Caplin fish is eaten in varius ways.Fried or rosted caplin is very tasty.

Possible health benefits of eating caplin;

  1. A rich source of high-quality protein
  2. A good source of selenium, a mineral that acts as a powerful antioxidant in your body

3.Omega-3 fats are polyunsaturated fats with many powerful health benefits.

4.Because capelin is a small forage fish, it tends to be much lower in mercury than larger fish like mackerel and swordfish.

Other Uses:
Commercially, capelin is used for fish meal and oil industry products, but is also appreciated as food. The flesh is agreeable in flavor, resembling herring. Capelin roe (masago) is considered a high-value product.
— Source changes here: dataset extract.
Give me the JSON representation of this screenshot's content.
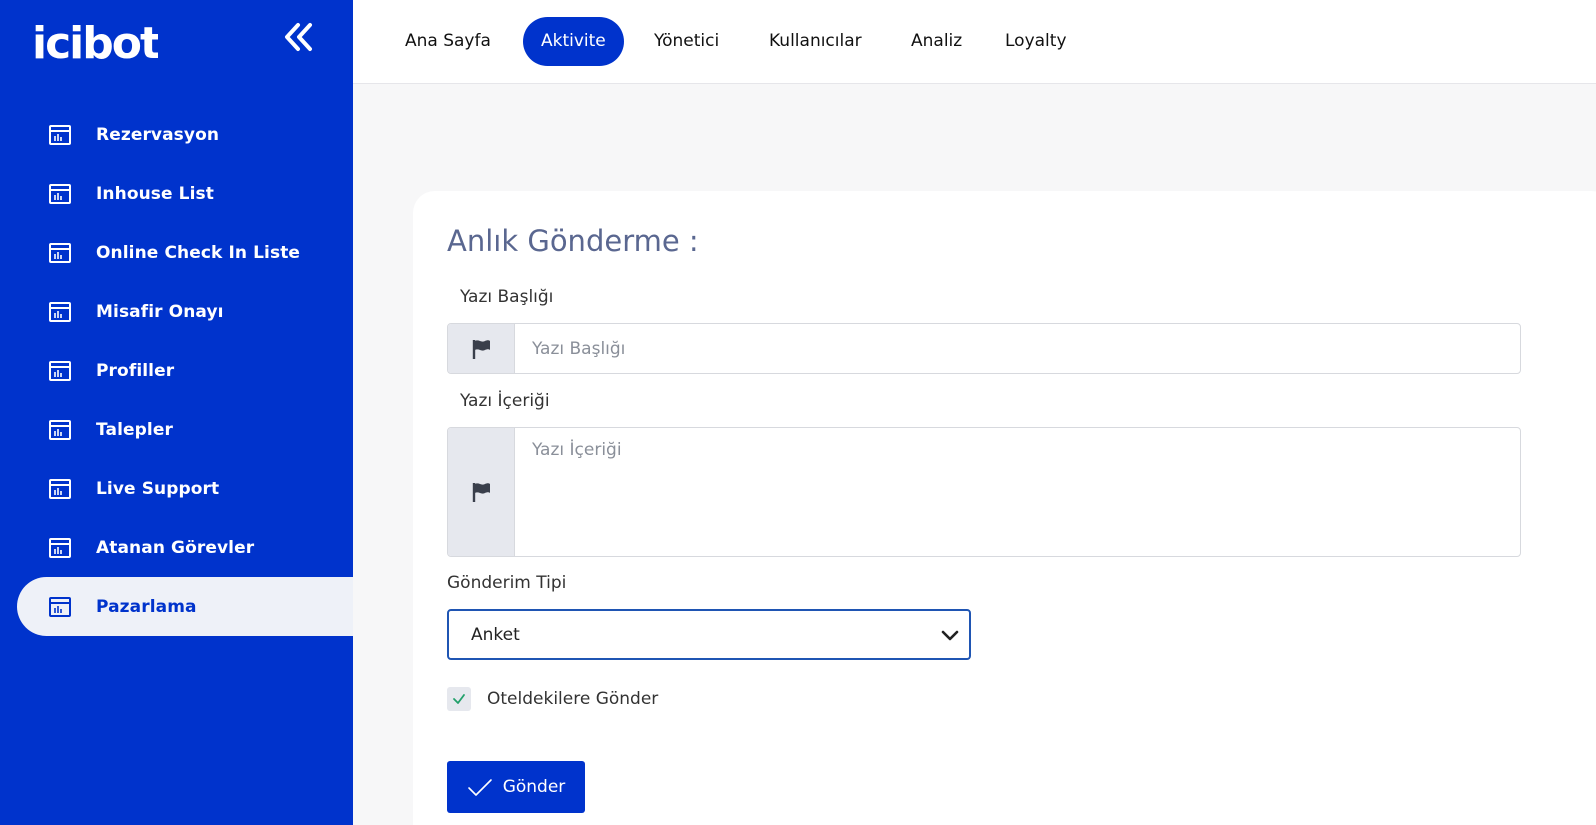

Known Hazards: Since it is a seafood , those who are allergic to fish and shellfish should avoid it.

Disclaimer : The information presented herein is intended for educational purposes only.

Resources:
https://en.wikipedia.org/wiki/Capelin
https://www.dfo-mpo.gc.ca/species-especes/profiles-profils/capelin-capelan-eng.html
https://www.healthline.com/nutrition/masago#downsides